  • Oliver Parini
  • Steven Berlin using the Varises simulator

The Varises simulator plays like a video game. And with the action projected on a TV screen, it looks like one, too. Donning the VR headset, you're transported to a 3D surgical theater. In front of you on an operating table is a bent leg with an opened knee. Floating panels on either side of your peripheral vision offer tips and instructions. To the right of the disembodied knee is a table with surgical tools and jigs — the latter are stabilizing hardware used for guiding tools during surgery. Hover either of your handheld controllers over a jig or tool and it glows orange, indicating it can be picked up with the press of a button. When you place a jig on the knee, it glows red (bad), yellow (OK) or green (good), depending on how well it's aligned on the knee. Miss the mark too much and the controller angrily buzzes, like an ultra-high-tech version of the board game Operation.

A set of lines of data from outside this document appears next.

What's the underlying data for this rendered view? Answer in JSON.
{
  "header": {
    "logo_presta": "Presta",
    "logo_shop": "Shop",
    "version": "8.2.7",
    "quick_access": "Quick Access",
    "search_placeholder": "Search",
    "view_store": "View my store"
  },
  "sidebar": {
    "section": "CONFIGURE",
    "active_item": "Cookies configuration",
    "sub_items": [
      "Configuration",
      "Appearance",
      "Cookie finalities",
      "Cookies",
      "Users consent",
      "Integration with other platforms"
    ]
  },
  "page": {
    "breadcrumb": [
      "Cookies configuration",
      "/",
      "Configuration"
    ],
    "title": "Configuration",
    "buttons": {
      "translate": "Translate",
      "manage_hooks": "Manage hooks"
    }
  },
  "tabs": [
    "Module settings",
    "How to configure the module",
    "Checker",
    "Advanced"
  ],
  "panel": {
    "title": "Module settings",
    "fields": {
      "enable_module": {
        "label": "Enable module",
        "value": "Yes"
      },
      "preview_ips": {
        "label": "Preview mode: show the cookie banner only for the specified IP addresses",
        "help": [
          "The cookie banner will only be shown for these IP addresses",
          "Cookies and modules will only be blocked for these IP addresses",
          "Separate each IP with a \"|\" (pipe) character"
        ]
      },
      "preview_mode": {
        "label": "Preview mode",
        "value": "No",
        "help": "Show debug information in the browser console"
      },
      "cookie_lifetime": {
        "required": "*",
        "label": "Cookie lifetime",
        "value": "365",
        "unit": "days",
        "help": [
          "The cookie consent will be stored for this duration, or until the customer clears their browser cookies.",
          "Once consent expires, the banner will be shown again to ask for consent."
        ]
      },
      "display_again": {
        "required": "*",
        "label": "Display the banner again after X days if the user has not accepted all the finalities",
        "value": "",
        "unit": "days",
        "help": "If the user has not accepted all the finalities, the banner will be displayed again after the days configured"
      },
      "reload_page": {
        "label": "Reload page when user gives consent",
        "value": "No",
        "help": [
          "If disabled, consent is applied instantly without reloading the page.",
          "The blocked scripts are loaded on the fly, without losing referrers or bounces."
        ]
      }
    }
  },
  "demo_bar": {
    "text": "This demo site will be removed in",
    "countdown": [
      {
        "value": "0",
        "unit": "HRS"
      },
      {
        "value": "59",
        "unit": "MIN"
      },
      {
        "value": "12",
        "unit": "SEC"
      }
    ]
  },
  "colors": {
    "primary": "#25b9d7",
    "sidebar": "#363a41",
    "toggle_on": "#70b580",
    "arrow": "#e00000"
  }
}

The Varises platform is, in fact, built on gaming technology. A Varises-sponsored team from Champlain College's Emergent Media Center created the original prototype in July. The team's work helped make the company a finalist in the LaunchVT 2018 Pitch Competition, an early-stage startup acceleration program run by the Lake Champlain Regional Chamber of Commerce.

Game designer Ben Throop of Frame Interactive took it from there. Huber and Berlin hired his Burlington-based game-design studio to take Champlain's work and build it out into a more sophisticated and detailed version for commercial use.

"Video games teach people how to do things all the time," says Throop. "To put people in virtual reality and have them learn how to do surgery is actually a pretty natural extension of what we do in games, except that this could have real-world outcomes."

To that end, Huber insists on accuracy and reality in the simulations: He and Berlin recently flew in a Sony 3D film crew from Hollywood to film Huber performing surgeries, footage that will be used in the next iteration of the simulator.

"All we're doing is trying to change the world," Berlin deadpans. "That's all."

The original print version of this article was headlined "Playing Doctor"